I’ll admit, I have really come to love having an excuse to go these art excursions and this week was no different. I stopped in to Davis Gallery on the corner of West 12th Street and Shoal Creek Boulevard, intent on writing about an abstract cityscape I had seen online.
Not wanting to short change any of you, I made a courtesy lap around the gallery to ensure I had not missed anything — and boy, I did. I struck gold, or at least gold leaf, with Sandra Langston’s charcoal sketch “Tree of Souls.” I turned the corner while I was making my way through the gallery and it literally stunned me with its, well, soul.
Before I get into this piece, it might be helpful for me to give you a little background on how I fell in love with not art, but art history.
In high school, I was always frustrated by the fact that I never really found my niche in any of my classes or extracurricular activities. Then, my senior year I took Advanced Placement Art History and it finally clicked. For the first time, I wasn’t just interested in what I was studying; I was enchanted by it — and by other subjects by proxy. After deciding to double major in art history, I took a survey class on modern art, my longtime favorite.

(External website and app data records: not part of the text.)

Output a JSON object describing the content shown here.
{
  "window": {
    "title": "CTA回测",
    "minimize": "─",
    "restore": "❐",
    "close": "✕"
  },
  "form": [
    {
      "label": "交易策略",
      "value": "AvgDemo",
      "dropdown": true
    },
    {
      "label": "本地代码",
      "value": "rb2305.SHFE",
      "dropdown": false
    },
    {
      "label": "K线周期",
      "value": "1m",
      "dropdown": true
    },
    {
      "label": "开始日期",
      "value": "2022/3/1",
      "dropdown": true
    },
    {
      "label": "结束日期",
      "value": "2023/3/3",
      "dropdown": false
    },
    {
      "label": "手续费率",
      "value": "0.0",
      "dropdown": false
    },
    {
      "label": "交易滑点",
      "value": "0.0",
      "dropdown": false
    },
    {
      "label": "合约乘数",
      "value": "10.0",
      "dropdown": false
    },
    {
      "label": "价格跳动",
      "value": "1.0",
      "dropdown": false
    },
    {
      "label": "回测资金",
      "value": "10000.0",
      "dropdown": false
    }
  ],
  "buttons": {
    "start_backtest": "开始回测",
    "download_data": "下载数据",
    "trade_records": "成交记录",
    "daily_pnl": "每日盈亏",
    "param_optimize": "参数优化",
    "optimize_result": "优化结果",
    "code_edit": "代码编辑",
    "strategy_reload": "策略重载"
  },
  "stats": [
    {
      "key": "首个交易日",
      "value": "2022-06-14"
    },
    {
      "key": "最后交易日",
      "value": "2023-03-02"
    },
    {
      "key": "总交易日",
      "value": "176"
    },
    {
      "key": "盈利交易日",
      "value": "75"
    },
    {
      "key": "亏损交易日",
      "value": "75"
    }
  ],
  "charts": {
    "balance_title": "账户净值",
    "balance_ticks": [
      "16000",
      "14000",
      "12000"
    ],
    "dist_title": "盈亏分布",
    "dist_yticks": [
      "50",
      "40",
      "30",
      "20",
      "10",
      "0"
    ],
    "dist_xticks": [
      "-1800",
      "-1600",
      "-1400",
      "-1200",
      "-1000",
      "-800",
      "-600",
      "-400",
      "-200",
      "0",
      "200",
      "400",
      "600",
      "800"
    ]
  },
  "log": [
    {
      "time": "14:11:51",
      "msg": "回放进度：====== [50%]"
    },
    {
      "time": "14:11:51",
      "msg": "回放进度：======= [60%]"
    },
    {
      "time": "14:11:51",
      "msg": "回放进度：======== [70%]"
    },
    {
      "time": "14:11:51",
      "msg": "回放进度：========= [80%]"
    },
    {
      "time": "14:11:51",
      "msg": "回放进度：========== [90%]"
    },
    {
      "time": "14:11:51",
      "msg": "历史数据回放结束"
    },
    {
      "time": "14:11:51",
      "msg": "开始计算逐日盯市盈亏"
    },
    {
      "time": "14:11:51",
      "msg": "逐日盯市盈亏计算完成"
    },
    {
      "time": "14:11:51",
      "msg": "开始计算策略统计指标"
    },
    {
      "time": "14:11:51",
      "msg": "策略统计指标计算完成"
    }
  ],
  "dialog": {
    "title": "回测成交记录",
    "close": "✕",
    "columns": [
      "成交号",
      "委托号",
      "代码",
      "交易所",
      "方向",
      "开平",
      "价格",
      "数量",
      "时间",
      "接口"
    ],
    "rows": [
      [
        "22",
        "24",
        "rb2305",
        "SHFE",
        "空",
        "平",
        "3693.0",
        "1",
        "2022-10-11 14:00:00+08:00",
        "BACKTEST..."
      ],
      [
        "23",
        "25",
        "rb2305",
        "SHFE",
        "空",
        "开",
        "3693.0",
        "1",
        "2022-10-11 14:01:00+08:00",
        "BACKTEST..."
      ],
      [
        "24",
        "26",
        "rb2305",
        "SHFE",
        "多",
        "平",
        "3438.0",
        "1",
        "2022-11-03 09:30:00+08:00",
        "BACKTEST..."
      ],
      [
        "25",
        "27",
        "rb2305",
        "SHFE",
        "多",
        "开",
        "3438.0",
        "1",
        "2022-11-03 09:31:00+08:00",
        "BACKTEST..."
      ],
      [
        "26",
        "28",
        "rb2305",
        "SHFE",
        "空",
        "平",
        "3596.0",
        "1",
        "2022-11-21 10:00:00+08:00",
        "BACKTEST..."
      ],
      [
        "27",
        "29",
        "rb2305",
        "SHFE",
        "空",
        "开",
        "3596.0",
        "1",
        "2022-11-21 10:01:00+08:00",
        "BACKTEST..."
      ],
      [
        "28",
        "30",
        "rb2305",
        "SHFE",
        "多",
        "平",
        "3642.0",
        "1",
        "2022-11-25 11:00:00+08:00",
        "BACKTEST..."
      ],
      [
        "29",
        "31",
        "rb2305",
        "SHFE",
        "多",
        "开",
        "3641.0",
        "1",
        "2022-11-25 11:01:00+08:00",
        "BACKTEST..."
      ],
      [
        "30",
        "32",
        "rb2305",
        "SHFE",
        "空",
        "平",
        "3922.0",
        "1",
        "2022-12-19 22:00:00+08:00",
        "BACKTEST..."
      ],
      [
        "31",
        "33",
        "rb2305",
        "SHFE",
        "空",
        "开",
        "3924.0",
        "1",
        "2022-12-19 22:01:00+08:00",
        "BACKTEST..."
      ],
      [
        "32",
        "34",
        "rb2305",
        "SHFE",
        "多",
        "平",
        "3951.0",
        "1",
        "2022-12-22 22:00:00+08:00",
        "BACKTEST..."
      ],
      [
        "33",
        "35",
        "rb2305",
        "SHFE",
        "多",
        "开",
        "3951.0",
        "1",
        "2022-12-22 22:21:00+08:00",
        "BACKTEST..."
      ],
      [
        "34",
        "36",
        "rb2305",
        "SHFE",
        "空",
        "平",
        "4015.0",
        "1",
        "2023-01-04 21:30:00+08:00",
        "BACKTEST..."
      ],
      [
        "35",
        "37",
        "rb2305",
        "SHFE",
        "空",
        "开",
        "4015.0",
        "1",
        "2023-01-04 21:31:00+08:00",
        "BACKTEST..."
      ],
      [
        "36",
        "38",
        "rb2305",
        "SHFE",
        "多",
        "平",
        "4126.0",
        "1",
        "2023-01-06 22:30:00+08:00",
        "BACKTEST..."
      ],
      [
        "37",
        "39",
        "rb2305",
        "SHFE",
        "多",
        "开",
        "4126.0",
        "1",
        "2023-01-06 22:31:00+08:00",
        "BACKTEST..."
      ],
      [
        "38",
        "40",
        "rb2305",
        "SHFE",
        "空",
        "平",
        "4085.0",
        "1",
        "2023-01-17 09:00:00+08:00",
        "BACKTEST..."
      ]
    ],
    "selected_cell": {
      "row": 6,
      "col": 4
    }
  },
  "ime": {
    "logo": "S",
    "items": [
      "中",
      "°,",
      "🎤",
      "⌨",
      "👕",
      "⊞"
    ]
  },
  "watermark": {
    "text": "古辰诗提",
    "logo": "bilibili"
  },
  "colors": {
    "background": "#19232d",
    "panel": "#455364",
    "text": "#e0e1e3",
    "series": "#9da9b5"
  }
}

Although the professor was a somewhat kooky woman (in the most fantastic way, I can assure you), she said something that has shaped how I look at art ever since. “The reason so many people hate modern art is that so much of it is just paint splattered on a canvas, just a picture, just hotel art. When you study [modern art], you come to find that the pieces that work have a soul. You can feel them,” she said.
And with that, we can now move into this week’s piece. “Tree of Souls” caught my eye because it was so different from the rest of the pieces on display. In a gallery of colorful paintings and mixed media installations, the black and white sketch is a clear departure from the rest of the art in their Summer Group Show. The gold leaf painted on the wispy, energetic tree leaves, however, gives it the ethereal quality that draws you in.
Langston, originally from Austin, currently lives in the middle of an olive grove in Southern Italy. Although these groves consist of dozens of streamlined rows of thin trees, every once in a while, you will find an olive tree that is centuries old. These behemoths are incredibly thick and gnarly, showing a sort of individual character that can’t be found in the groves.
The artist was struck by how much life you could see in a tree such as this. It seems as though she is showing the soul of the tree or perhaps even the souls which the tree has experienced over the years. Either way, the golden leaves give it a hint of magic that immediately makes my mind go to childhood nature movie favorites such as “Pocahontas” and “Fern Gully.” Just wait before you roll your eyes.
Think of a time when something in nature really struck you or touched you in some way. If you haven’t, go to a park and close your eyes or something. Think about the trees rustling lightly and that hint of breeze brushing over your shoulder as you look up through the branches and see golden gleams of sun (much like the piece’s golden leaves) shining through the leaves. It’s not just a view. It’s a feeling, and it’s a feeling Langston has captured in her drawing.
Has a work of art ever given you that sort of experience?